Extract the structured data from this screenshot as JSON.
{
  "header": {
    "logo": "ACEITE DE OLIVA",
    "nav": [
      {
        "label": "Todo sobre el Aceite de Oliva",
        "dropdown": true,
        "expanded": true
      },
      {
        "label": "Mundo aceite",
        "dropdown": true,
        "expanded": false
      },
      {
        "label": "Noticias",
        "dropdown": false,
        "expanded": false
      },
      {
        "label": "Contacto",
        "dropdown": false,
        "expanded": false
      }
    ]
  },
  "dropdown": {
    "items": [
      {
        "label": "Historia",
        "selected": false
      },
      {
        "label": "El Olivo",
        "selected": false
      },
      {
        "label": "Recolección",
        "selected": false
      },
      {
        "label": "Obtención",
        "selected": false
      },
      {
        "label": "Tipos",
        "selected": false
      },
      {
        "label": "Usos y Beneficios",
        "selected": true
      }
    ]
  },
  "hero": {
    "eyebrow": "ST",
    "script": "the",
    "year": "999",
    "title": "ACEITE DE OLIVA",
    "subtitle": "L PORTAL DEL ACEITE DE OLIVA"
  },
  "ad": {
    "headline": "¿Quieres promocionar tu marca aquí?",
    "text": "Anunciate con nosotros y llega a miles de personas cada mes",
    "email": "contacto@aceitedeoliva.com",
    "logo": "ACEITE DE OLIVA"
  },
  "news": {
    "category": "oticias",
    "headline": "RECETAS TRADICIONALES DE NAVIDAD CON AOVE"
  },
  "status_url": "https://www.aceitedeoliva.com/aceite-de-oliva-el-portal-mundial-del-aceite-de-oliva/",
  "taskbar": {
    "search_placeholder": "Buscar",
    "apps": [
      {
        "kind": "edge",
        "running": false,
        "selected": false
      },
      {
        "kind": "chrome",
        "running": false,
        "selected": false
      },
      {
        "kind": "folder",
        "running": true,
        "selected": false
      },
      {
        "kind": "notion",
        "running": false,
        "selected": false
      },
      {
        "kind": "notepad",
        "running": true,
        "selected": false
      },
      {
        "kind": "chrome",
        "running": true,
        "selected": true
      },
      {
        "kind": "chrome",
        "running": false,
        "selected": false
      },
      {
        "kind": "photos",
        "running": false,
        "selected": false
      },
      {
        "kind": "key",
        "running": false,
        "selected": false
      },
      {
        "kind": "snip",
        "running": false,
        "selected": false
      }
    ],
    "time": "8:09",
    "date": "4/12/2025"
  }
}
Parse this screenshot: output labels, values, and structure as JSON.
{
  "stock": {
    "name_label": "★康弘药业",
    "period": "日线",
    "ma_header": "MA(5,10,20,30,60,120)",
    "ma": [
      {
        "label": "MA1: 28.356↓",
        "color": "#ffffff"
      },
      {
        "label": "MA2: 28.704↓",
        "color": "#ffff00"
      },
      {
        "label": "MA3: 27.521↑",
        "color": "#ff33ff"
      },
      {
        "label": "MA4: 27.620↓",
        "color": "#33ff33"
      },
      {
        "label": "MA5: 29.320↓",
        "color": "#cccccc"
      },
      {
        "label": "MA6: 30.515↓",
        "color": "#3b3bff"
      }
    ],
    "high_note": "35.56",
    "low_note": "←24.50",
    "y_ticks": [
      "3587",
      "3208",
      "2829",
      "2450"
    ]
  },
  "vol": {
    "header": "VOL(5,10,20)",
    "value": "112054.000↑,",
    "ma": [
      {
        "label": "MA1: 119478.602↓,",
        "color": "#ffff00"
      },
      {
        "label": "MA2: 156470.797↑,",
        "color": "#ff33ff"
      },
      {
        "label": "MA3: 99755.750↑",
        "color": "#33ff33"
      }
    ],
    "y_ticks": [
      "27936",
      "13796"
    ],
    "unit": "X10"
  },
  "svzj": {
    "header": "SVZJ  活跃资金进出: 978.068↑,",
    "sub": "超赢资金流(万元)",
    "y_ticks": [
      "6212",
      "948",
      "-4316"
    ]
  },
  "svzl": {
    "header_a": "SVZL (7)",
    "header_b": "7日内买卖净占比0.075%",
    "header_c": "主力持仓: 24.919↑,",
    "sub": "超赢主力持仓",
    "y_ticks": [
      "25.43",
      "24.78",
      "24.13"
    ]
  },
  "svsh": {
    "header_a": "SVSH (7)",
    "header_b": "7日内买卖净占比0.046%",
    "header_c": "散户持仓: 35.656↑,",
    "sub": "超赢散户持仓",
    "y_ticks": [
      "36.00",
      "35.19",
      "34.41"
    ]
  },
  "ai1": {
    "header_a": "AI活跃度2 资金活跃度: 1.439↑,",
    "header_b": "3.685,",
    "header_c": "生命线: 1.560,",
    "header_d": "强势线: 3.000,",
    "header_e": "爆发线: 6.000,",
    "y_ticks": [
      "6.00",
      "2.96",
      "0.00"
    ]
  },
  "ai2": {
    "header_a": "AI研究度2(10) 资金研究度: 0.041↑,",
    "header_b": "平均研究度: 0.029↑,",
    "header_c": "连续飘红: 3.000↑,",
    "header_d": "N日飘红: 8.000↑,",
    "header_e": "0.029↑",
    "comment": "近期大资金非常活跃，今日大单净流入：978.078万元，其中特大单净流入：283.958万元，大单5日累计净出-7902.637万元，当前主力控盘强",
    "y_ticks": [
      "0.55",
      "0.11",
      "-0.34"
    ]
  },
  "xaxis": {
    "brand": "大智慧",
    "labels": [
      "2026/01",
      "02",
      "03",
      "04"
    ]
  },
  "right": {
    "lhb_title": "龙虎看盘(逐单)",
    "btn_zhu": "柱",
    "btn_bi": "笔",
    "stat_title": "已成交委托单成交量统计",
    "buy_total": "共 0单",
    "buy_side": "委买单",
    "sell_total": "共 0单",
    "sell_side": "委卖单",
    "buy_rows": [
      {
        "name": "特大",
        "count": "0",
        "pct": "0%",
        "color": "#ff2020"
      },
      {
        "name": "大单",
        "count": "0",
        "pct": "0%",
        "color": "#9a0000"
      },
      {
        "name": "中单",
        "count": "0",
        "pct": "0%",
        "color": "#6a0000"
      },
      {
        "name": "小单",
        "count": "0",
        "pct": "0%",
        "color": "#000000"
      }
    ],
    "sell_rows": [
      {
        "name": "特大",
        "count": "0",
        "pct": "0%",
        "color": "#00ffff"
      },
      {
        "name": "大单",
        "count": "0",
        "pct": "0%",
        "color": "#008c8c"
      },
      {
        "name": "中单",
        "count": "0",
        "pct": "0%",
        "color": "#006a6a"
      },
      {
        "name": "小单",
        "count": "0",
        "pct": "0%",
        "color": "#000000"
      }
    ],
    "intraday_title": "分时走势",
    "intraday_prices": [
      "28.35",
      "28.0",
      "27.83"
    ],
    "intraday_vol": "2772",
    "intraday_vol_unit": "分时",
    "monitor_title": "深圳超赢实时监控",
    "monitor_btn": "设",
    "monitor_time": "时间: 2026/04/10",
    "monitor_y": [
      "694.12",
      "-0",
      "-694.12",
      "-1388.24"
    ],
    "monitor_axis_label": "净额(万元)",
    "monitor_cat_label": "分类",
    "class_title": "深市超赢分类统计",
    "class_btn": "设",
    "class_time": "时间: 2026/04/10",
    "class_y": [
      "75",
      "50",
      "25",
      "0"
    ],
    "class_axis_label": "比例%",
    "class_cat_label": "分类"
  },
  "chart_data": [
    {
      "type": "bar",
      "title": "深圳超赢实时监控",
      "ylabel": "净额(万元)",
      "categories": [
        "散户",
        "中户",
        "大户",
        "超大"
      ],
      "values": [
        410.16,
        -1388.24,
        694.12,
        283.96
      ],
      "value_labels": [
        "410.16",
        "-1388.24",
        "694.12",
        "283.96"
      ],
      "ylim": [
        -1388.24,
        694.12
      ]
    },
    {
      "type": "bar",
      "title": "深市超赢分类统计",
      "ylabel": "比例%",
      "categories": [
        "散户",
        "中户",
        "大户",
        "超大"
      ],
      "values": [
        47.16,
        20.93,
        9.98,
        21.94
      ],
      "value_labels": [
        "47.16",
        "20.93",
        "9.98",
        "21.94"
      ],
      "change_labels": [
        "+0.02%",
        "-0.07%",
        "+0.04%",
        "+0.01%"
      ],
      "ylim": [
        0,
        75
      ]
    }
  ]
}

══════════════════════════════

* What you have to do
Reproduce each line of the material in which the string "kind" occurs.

* Solved problem
        "kind": "edge",
        "kind": "chrome",
        "kind": "folder",
        "kind": "notion",
        "kind": "notepad",
        "kind": "chrome",
        "kind": "chrome",
        "kind": "photos",
        "kind": "key",
        "kind": "snip",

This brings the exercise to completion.